- Title page
- Executive Summary
- Staff Numbers
- Collective Bargaining
- Fixed-Term Employment
- Occupational Structure
- Recruitment Difficulties and Skill Shortages
- Salary distribution by EEO group
- Gender Pay Gaps
- Age Profile
- Senior Management
- Appendix 1: Public Service: Full Time Equivalents (FTEs) As At 30 June 2001
Core staff numbers in the Public Service have increased for the first time since the late 1980s. The number of open-term staff increased 8.3% or 2,160 FTE employees. Fixed-term staff comprised 7% of Public Service FTE staff, the lowest proportion since contract term data started being collected in 1993. The total number of Full-Time Equivalent (FTE) employees in the Public Service increased by 1,296 (4.5%) to 30,357 over the year to 30 June 2001. Around a quarter of this increase was due to machinery of government changes.
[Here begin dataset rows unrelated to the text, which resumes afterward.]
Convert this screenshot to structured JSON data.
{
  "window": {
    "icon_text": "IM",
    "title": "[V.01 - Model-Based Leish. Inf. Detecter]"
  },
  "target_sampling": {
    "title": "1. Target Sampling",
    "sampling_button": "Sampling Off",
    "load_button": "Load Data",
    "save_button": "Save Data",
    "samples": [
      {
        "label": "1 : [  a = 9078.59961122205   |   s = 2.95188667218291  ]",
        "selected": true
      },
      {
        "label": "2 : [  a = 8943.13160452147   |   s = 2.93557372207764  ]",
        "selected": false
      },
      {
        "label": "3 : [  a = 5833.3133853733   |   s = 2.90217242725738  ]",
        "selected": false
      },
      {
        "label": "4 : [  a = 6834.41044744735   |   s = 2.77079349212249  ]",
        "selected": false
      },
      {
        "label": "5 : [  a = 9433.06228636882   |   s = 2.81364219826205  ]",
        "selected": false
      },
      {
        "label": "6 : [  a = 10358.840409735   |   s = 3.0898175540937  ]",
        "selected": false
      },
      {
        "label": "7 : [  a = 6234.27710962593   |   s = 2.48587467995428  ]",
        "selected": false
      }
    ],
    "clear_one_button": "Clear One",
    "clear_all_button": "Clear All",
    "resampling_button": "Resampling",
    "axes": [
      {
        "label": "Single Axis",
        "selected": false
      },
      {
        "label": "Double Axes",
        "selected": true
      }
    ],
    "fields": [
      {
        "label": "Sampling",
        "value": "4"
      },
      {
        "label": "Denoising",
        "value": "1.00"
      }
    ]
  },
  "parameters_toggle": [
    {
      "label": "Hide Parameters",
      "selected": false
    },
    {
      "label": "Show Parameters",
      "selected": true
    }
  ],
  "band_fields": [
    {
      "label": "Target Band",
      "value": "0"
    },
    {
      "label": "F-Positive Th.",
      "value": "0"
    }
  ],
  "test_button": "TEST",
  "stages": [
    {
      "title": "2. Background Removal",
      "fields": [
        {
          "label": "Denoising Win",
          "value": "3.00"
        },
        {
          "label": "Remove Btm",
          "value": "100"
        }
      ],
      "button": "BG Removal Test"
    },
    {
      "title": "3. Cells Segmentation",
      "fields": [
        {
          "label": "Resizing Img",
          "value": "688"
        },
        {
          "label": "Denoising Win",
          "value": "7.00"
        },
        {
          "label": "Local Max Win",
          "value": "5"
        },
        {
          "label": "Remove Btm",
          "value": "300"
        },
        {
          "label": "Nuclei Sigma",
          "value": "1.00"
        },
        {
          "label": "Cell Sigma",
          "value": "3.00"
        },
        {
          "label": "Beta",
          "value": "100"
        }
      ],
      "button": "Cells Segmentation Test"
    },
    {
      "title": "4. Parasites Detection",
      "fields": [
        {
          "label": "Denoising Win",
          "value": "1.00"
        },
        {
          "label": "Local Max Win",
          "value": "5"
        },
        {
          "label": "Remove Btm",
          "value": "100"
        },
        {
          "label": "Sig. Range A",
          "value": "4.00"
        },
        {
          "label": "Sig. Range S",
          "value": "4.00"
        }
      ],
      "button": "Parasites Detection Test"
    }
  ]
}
Collective bargaining in the Public Service has increased over the past year. As at June 2001, 52% of Public Service (FTE) staff were employed on collective employment agreements, up from 47% in 2000. This was largely due to a fall in the proportion on expired collective employment agreements (from 9% to 3%). The proportion on individual employment agreements also increased slightly, from 43% to 45%.
Redundancies in the Public Service were at a very low level, with 282 staff receiving severance payments, down from 780 last year. The redundancies were spread across 23 departments.
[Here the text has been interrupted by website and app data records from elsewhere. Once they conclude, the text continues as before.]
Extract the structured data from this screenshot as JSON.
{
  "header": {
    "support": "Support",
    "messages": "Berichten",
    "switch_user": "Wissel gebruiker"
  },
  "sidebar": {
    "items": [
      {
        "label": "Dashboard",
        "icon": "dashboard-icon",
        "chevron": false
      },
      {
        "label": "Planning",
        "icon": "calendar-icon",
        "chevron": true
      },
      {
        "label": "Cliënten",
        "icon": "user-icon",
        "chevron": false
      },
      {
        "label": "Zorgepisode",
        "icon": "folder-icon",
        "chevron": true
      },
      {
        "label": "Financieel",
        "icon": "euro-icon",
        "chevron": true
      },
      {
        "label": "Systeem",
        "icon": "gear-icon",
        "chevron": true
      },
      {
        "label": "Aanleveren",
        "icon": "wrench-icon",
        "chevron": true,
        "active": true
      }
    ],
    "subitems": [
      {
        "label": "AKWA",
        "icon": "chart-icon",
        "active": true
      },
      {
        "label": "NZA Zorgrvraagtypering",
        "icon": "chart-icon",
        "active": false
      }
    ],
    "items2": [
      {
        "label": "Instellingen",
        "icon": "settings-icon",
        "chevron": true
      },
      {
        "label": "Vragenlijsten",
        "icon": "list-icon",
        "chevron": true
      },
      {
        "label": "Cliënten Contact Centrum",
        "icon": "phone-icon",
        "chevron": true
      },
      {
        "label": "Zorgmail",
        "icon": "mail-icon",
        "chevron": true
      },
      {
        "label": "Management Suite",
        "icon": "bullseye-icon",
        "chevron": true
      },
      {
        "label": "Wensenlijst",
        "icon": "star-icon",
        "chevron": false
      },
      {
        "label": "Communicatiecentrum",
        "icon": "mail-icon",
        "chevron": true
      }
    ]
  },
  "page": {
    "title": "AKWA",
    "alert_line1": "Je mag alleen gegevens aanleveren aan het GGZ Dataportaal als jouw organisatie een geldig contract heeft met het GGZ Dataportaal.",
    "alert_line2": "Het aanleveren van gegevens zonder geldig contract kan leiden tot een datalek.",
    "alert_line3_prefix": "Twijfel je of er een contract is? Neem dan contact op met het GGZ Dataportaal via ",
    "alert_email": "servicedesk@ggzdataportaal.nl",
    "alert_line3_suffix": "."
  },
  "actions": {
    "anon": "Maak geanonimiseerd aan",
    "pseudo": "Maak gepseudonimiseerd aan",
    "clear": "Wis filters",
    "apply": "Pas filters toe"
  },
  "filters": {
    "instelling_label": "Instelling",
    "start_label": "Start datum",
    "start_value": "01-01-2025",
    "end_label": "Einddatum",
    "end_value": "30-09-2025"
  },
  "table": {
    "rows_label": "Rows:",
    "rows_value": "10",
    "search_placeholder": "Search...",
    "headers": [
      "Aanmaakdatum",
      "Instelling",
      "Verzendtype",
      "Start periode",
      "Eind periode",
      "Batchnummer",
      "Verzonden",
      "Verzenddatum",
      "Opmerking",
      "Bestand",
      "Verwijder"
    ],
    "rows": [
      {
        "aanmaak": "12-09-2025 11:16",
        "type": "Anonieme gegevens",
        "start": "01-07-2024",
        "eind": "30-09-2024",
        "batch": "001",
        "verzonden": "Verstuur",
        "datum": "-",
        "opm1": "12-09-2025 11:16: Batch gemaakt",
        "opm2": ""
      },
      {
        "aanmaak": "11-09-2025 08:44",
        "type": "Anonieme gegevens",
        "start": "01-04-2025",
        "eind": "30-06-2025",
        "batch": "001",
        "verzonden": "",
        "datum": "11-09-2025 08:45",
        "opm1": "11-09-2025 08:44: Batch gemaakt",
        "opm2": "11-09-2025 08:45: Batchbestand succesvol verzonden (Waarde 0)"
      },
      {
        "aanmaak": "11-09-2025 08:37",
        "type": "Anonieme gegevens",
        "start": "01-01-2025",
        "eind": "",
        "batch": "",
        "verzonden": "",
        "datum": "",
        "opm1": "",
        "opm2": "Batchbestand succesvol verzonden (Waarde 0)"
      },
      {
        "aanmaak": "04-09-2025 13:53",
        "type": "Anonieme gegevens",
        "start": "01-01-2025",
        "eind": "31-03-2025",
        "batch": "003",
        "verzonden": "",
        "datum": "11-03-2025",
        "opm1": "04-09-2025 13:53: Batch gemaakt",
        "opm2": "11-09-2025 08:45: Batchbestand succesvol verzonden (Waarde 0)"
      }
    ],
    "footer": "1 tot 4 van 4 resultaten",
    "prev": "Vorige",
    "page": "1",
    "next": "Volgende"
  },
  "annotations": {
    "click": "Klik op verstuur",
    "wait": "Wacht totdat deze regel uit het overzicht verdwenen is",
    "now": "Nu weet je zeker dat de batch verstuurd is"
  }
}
Turnover was at similar moderate levels to the past few years. Core unplanned turnover (covering only open-term staff) was 13%. Information and Communication Technology occupations featured prominently in the groups with high turnover. Turnover in Wellington was markedly higher than the Public Service average.
The Public Service employs a diverse workforce. The Public Service employs a much higher proportion of Maori staff than are employed in the wider labour force, for all the occupation groups reported. This proportion has increased over the past year in the professional, managerial and technical occupation groups. The Public Service also employs a relatively high proportion of staff who are Pacific peoples in almost all occupation groups. On average, Maori staff received salaries 4% lower than non-Maori, and Pacific peoples' salaries were 6% lower than non-Pacific peoples, when differences in age and occupation are taken into account. There has been an unexplained drop in the number of staff with a disability who were employed in the Public Service.
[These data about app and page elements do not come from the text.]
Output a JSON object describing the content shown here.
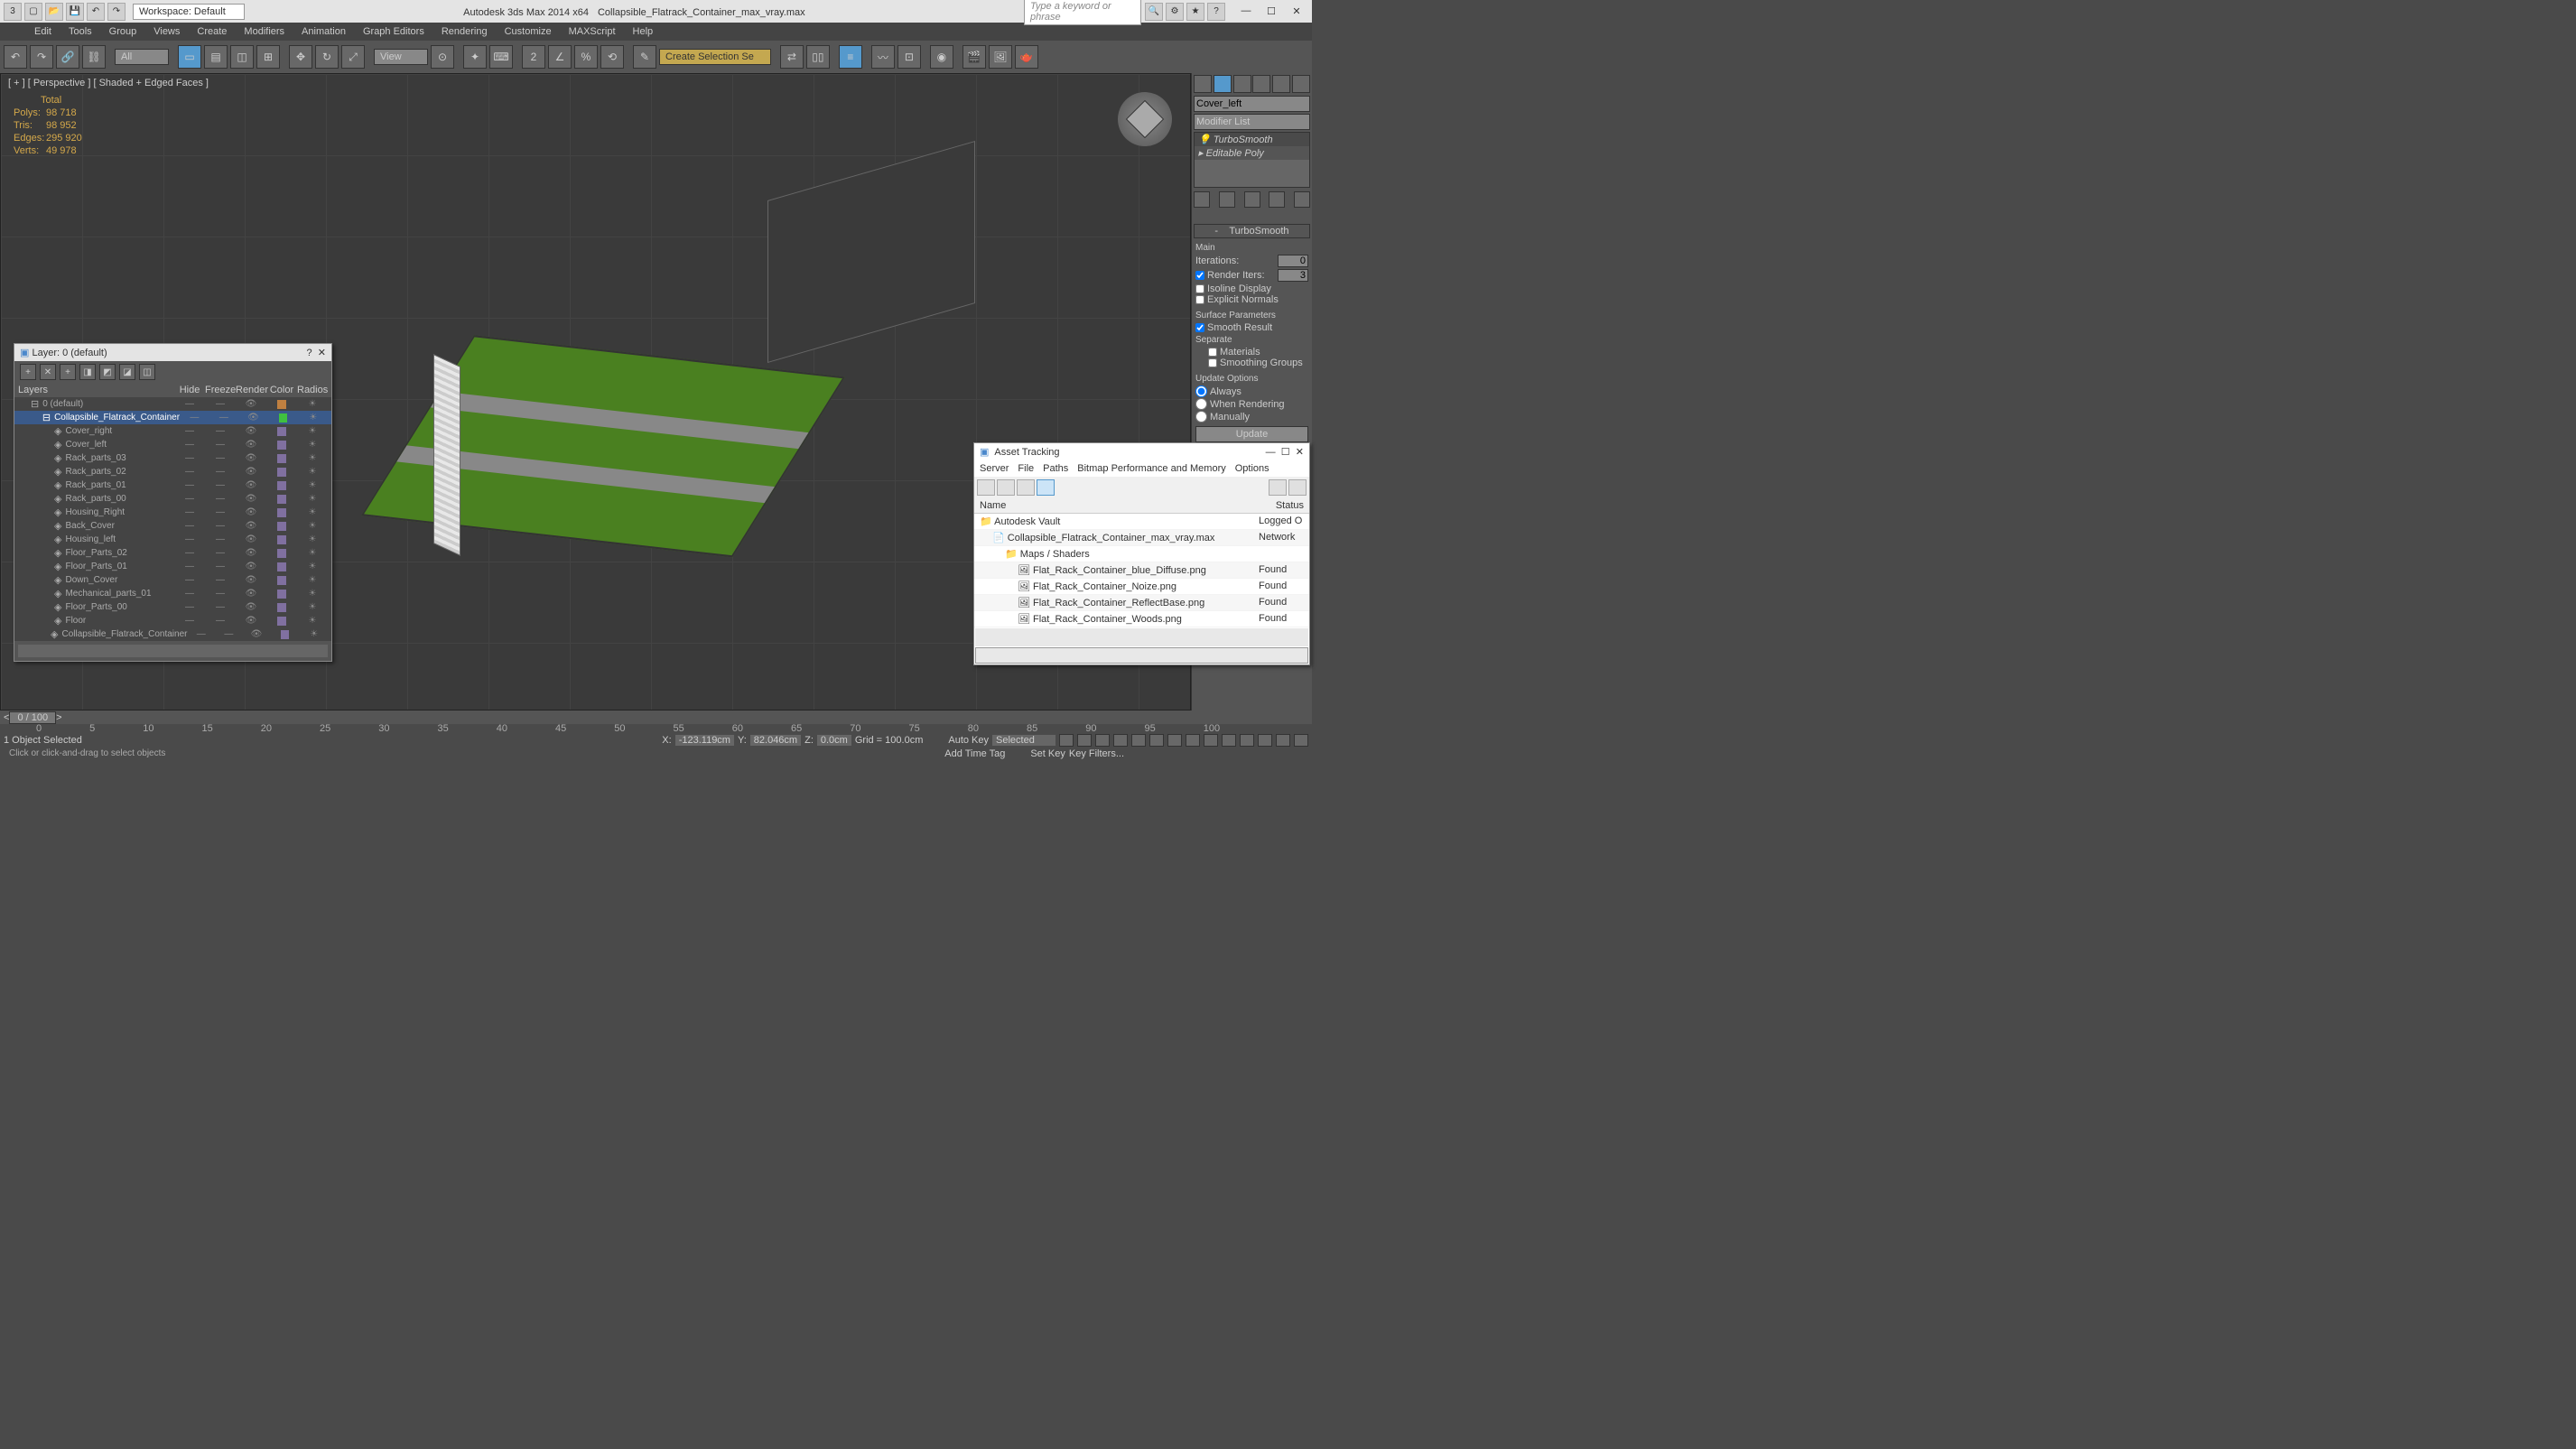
{
  "titlebar": {
    "workspace": "Workspace: Default",
    "title_app": "Autodesk 3ds Max  2014 x64",
    "title_file": "Collapsible_Flatrack_Container_max_vray.max",
    "search_placeholder": "Type a keyword or phrase"
  },
  "menu": [
    "Edit",
    "Tools",
    "Group",
    "Views",
    "Create",
    "Modifiers",
    "Animation",
    "Graph Editors",
    "Rendering",
    "Customize",
    "MAXScript",
    "Help"
  ],
  "toolbar": {
    "selset_dropdown": "All",
    "view_dropdown": "View",
    "create_sel": "Create Selection Se"
  },
  "viewport": {
    "label": "[ + ] [ Perspective ] [ Shaded + Edged Faces ]",
    "stats_title": "Total",
    "stats": [
      {
        "k": "Polys:",
        "v": "98 718"
      },
      {
        "k": "Tris:",
        "v": "98 952"
      },
      {
        "k": "Edges:",
        "v": "295 920"
      },
      {
        "k": "Verts:",
        "v": "49 978"
      }
    ]
  },
  "cmdpanel": {
    "obj_name": "Cover_left",
    "modifier_list": "Modifier List",
    "stack": [
      "TurboSmooth",
      "Editable Poly"
    ],
    "rollout_title": "TurboSmooth",
    "main_label": "Main",
    "iterations_lbl": "Iterations:",
    "iterations_val": "0",
    "render_iters_lbl": "Render Iters:",
    "render_iters_val": "3",
    "isoline": "Isoline Display",
    "explicit": "Explicit Normals",
    "surface_params": "Surface Parameters",
    "smooth_result": "Smooth Result",
    "separate": "Separate",
    "materials": "Materials",
    "smoothing_groups": "Smoothing Groups",
    "update_options": "Update Options",
    "always": "Always",
    "when_rendering": "When Rendering",
    "manually": "Manually",
    "update_btn": "Update"
  },
  "layer_dlg": {
    "title": "Layer: 0 (default)",
    "columns": [
      "Layers",
      "Hide",
      "Freeze",
      "Render",
      "Color",
      "Radios"
    ],
    "rows": [
      {
        "indent": 0,
        "name": "0 (default)",
        "sel": false,
        "color": "#c08040"
      },
      {
        "indent": 1,
        "name": "Collapsible_Flatrack_Container",
        "sel": true,
        "color": "#40c040"
      },
      {
        "indent": 2,
        "name": "Cover_right",
        "sel": false,
        "color": "#8070a0"
      },
      {
        "indent": 2,
        "name": "Cover_left",
        "sel": false,
        "color": "#8070a0"
      },
      {
        "indent": 2,
        "name": "Rack_parts_03",
        "sel": false,
        "color": "#8070a0"
      },
      {
        "indent": 2,
        "name": "Rack_parts_02",
        "sel": false,
        "color": "#8070a0"
      },
      {
        "indent": 2,
        "name": "Rack_parts_01",
        "sel": false,
        "color": "#8070a0"
      },
      {
        "indent": 2,
        "name": "Rack_parts_00",
        "sel": false,
        "color": "#8070a0"
      },
      {
        "indent": 2,
        "name": "Housing_Right",
        "sel": false,
        "color": "#8070a0"
      },
      {
        "indent": 2,
        "name": "Back_Cover",
        "sel": false,
        "color": "#8070a0"
      },
      {
        "indent": 2,
        "name": "Housing_left",
        "sel": false,
        "color": "#8070a0"
      },
      {
        "indent": 2,
        "name": "Floor_Parts_02",
        "sel": false,
        "color": "#8070a0"
      },
      {
        "indent": 2,
        "name": "Floor_Parts_01",
        "sel": false,
        "color": "#8070a0"
      },
      {
        "indent": 2,
        "name": "Down_Cover",
        "sel": false,
        "color": "#8070a0"
      },
      {
        "indent": 2,
        "name": "Mechanical_parts_01",
        "sel": false,
        "color": "#8070a0"
      },
      {
        "indent": 2,
        "name": "Floor_Parts_00",
        "sel": false,
        "color": "#8070a0"
      },
      {
        "indent": 2,
        "name": "Floor",
        "sel": false,
        "color": "#8070a0"
      },
      {
        "indent": 2,
        "name": "Collapsible_Flatrack_Container",
        "sel": false,
        "color": "#8070a0"
      }
    ]
  },
  "asset_dlg": {
    "title": "Asset Tracking",
    "menu": [
      "Server",
      "File",
      "Paths",
      "Bitmap Performance and Memory",
      "Options"
    ],
    "columns": [
      "Name",
      "Status"
    ],
    "rows": [
      {
        "indent": 0,
        "name": "Autodesk Vault",
        "status": "Logged O"
      },
      {
        "indent": 1,
        "name": "Collapsible_Flatrack_Container_max_vray.max",
        "status": "Network"
      },
      {
        "indent": 2,
        "name": "Maps / Shaders",
        "status": ""
      },
      {
        "indent": 3,
        "name": "Flat_Rack_Container_blue_Diffuse.png",
        "status": "Found"
      },
      {
        "indent": 3,
        "name": "Flat_Rack_Container_Noize.png",
        "status": "Found"
      },
      {
        "indent": 3,
        "name": "Flat_Rack_Container_ReflectBase.png",
        "status": "Found"
      },
      {
        "indent": 3,
        "name": "Flat_Rack_Container_Woods.png",
        "status": "Found"
      }
    ]
  },
  "timeline": {
    "current": "0 / 100",
    "ticks": [
      "0",
      "5",
      "10",
      "15",
      "20",
      "25",
      "30",
      "35",
      "40",
      "45",
      "50",
      "55",
      "60",
      "65",
      "70",
      "75",
      "80",
      "85",
      "90",
      "95",
      "100"
    ]
  },
  "status": {
    "selected": "1 Object Selected",
    "x_lbl": "X:",
    "x": "-123.119cm",
    "y_lbl": "Y:",
    "y": "82.046cm",
    "z_lbl": "Z:",
    "z": "0.0cm",
    "grid": "Grid = 100.0cm",
    "autokey": "Auto Key",
    "selected_filter": "Selected",
    "addtime": "Add Time Tag",
    "setkey": "Set Key",
    "keyfilters": "Key Filters..."
  },
  "prompt": "Click or click-and-drag to select objects"
}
The gender pay gap in the Public Service has narrowed over the past year from 8% to 6% (when differences in age and occupation are taken into account). The figure for the labour force (based on June 2000 data) was 15%, which had also been adjusted for age and occupation differences. The State Services Commission has carried out more rigorous modelling of gender pay gaps in the Public Service, incorporating a wider range of variables such as ethnicity and region, but still found an unexplained pay gap of around 5%.